Summary "Although the following essay may seem, at first view, to propose nothing to itself but to amuse the public with a philosophical speculation; yet as its object is to establish the unity of the human species, by tracing its varieties to their natural causes, it has an obvious and intimate relation with religion, by bringing in science to confirm the verity of the Mosaic history. It has lately become a kind of cant with certain superficial smatterers in physical science to speak of revealed religion, and of the spirit of piety as being hostile to profound researches into nature, lest they should be found to contradict the dogmas of revelation. We see these men, likewise, with equal ignorance and vanity, contemptuously insinuate that the friends of piety are always ready to rest their opinions, not on well ascertained facts, but on the supposed authority of Heaven, to save them the pains, and the hazard of enquiries so dangerous to contented superstition. These self-dubbed naturalists, vain of their own faint shadow of knowledge, because they know so little, seem to have forgotten the existence of such men as Newton, or Boyle, Bacon or Mede, and a thousand others, equally distinguished for the depth of their enquiries into the mysteries of nature, and for their sublime and fervent piety towards its Author. Genuine philosophy has ever been found the friend of true religion. They are only spurious pretences to science which have wantonly arrayed themselves against the holy scriptures. In a question of that nature which is discussed in the following essay, I would be far from introducing the authority of religion to silence enquiry, and equally far would I be from making it a substitute for proof. I appeal to the evidence of facts, and to conclusions resulting from these facts which I trust every genuine disciple of nature will acknowledge to be legitimately drawn from her own fountain. From Natural Science, which has been cultivated with more than common ardor and success in the present age, she now forms her chief attacks against the doctrines, and the history of religion. And on this quarter she has pressed them with the greatest zeal. While others, therefore, are successfully defending the interior fortresses of religion, and extending her practical sway over the hearts of men, I thought that I might render a valuable service to the cause, by cooperating, in some degree, with those who are defending her outworks, and carrying their attacks into the enemy's camp"--Introduction. (PsycINFO Database Record (c) 2008 APA, all rights reserved)

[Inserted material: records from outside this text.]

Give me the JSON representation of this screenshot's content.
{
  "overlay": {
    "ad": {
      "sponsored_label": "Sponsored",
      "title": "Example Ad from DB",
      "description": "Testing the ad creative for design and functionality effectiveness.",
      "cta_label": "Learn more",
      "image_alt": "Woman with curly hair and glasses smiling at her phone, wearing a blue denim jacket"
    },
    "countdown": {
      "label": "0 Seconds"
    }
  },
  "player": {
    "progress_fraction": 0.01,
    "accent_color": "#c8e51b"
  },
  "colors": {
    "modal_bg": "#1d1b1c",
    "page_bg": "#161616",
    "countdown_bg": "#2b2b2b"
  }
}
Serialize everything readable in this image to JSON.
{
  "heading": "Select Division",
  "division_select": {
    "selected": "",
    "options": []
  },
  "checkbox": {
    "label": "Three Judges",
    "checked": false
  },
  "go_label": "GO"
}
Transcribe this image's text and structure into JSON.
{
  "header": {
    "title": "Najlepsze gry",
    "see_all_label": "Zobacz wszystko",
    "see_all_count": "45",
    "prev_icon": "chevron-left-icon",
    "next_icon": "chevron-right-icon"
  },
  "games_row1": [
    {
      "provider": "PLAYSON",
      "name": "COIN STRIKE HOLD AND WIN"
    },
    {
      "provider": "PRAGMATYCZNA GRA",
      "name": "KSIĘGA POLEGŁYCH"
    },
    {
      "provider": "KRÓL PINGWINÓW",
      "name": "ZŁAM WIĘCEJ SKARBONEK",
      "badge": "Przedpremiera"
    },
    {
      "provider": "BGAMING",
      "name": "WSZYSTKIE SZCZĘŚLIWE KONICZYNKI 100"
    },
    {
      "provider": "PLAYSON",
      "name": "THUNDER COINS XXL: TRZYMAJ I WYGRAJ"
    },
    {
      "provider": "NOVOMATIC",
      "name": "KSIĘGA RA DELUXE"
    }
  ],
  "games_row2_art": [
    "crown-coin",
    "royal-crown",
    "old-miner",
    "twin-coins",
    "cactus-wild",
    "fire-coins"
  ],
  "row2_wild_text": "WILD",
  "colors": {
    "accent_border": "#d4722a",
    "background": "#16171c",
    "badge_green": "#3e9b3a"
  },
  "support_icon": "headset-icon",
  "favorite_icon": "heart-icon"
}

Notes "Appendix: Of the natural bravery and fortitude of the American Indians": p. [353]-411
Also issued in print
Subject White, Charles, 1728-1813.
Kames, Henry Home, Lord, 1696-1782. Sketches of the history of man
Human skin color.
Indians, North American.
Form Electronic book
Other Titles Essay on the causes of the variety of complexion and figure in the human species
Strictures on Lord Kaim's discourse on the original diversity of mankind